A residential care service which looks after six young people in South Ayrshire has been ordered to improve after being branded 'weak' by watchdogs.

The Care Inspectorate paid a visit to the Spark of Genius operation based at Woodside Farm in Coylton in October.

They graded the quality of the service's support for children's rights and wellbeing as 'weak' - the second lowest rating available.

The inspectors gave the same rating to the capacity of leaders and staff to meet and champion the needs and rights of the young people using the service.

A third evaluation - for how well children and young people were kept safe, felt loved and got the most out of life - got a rating of 'adequate'.

The service provides residential care for up to six young people at two houses in Ayrshire - one of them registered for up to five young people, the other for one.


The report found that young people's care plans and assessments were not fully completed, staffing levels were not consistent with young people's needs, and staff training did not fully match young people's needs.

The report stated: "Young people's views on feeling safe were mixed.

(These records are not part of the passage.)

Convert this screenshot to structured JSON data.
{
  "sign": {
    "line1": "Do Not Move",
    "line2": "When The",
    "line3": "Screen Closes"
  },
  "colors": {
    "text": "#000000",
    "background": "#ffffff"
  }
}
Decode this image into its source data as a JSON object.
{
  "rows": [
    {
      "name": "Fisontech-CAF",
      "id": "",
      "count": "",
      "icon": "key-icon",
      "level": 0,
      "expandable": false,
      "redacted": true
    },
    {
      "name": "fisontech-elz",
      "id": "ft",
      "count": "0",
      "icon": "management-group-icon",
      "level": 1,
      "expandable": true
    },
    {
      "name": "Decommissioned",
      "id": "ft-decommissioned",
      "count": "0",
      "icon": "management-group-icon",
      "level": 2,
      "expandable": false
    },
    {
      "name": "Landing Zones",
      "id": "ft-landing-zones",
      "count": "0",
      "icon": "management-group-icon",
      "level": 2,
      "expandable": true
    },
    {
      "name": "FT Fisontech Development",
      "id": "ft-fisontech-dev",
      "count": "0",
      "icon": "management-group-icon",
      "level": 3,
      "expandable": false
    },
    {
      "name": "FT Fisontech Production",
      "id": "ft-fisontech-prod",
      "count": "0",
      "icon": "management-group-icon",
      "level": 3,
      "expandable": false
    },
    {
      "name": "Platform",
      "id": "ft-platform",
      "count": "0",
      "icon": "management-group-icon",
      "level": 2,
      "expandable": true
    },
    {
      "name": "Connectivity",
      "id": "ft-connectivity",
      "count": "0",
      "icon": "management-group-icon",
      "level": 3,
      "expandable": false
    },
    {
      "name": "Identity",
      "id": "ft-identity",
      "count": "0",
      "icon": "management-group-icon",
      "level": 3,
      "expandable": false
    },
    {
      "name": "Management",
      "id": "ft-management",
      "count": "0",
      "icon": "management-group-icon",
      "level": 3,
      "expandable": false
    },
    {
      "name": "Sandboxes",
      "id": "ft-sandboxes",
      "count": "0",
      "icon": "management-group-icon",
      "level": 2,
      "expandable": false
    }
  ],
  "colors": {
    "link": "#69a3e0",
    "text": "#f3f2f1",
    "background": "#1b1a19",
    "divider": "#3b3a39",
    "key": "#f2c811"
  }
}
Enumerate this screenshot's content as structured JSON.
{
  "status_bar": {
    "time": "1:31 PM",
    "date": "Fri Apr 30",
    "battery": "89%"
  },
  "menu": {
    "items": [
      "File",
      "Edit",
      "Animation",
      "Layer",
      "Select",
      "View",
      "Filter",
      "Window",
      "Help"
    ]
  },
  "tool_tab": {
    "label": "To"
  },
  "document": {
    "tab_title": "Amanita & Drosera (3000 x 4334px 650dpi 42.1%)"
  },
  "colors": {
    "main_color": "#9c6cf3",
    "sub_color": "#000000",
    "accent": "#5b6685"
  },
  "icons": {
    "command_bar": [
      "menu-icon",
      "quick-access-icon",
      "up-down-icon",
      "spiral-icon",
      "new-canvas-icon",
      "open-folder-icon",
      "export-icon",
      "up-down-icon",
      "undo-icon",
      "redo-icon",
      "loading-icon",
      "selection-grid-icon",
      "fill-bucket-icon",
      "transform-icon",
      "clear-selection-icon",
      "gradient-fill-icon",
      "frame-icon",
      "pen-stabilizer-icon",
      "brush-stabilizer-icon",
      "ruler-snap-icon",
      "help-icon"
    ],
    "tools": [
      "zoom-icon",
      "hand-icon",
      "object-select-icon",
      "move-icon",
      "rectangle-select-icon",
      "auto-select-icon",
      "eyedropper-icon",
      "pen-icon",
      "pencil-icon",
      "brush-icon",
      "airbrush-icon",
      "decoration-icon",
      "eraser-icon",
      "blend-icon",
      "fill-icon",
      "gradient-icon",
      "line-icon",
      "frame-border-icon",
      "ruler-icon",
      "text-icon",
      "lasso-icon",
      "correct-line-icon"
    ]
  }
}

"Some young people spoke positively of staff and of the very good relationships they had built. Other young people we spoke to said they did not feel safe due to the distressed behaviours of peers.

"Whilst the majority of staff demonstrated good knowledge of child protection and whistleblowing procedures there had been internal investigations led by assistant managers that had not followed the child protection policy.

"There is a need for all staff to be fully aware and understanding of the child protection policy and procedures."

The report said that some staff members had left the service, while others felt vulnerable as a result of allegations made against them. 

It added: "Several staff had been subject of internal investigation. Staff morale was low at the time of the inspection as a result of the impact of number of processes that were taking take place.

"While there had previously been a stable period in the service, there had been a recent increase in the numbers of restrictive practices.

"This was due to the dynamic created in the house between young people with similar needs that had not been considered sufficiently during the matching process.

"We have made a requirement in relation to the need for full information being obtained prior to admission of young people into the service."

The report sets out a number of improvements Spark of Genius was required to make at its Woodside operation by mid-January.

It also reveals that a requirement imposed on March 30, 2023, to "ensure the safety and wellbeing of young people is robustly supported", had not been met, and that the operation's child protection policy had not been reviewed since August of the previous year.

Another requirement made on March 30 last year, to improve notifications to the Care Inspectorate, was met within the required timescale.

Spark of Genius, who run homes and properties across Scotland, said they did not wish to comment on the report.

Their website home page includes a quote from a previous inspection of another Spark of Genius operation by the Care Inspectorate, which states: "We found the service to be well managed and staffed.

"The manager and her staff were passionate about their work. They worked hard to maintain caring relationships and a homely environment where young people felt that they belonged."